BEGIN Data supplied
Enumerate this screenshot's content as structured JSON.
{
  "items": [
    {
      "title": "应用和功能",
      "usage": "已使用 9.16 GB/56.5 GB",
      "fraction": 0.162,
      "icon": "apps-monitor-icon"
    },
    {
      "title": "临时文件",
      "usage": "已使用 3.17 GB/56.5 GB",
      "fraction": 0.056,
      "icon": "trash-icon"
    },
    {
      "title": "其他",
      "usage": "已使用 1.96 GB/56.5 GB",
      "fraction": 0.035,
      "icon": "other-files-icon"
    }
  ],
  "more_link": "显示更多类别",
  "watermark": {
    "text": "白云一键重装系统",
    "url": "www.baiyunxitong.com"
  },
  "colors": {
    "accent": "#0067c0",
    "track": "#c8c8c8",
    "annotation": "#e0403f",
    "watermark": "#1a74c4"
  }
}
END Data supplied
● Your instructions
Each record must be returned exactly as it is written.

● Output of the task
Enumerate this screenshot's content as structured JSON.
{
  "items": [
    {
      "title": "应用和功能",
      "usage": "已使用 9.16 GB/56.5 GB",
      "fraction": 0.162,
      "icon": "apps-monitor-icon"
    },
    {
      "title": "临时文件",
      "usage": "已使用 3.17 GB/56.5 GB",
      "fraction": 0.056,
      "icon": "trash-icon"
    },
    {
      "title": "其他",
      "usage": "已使用 1.96 GB/56.5 GB",
      "fraction": 0.035,
      "icon": "other-files-icon"
    }
  ],
  "more_link": "显示更多类别",
  "watermark": {
    "text": "白云一键重装系统",
    "url": "www.baiyunxitong.com"
  },
  "colors": {
    "accent": "#0067c0",
    "track": "#c8c8c8",
    "annotation": "#e0403f",
    "watermark": "#1a74c4"
  }
}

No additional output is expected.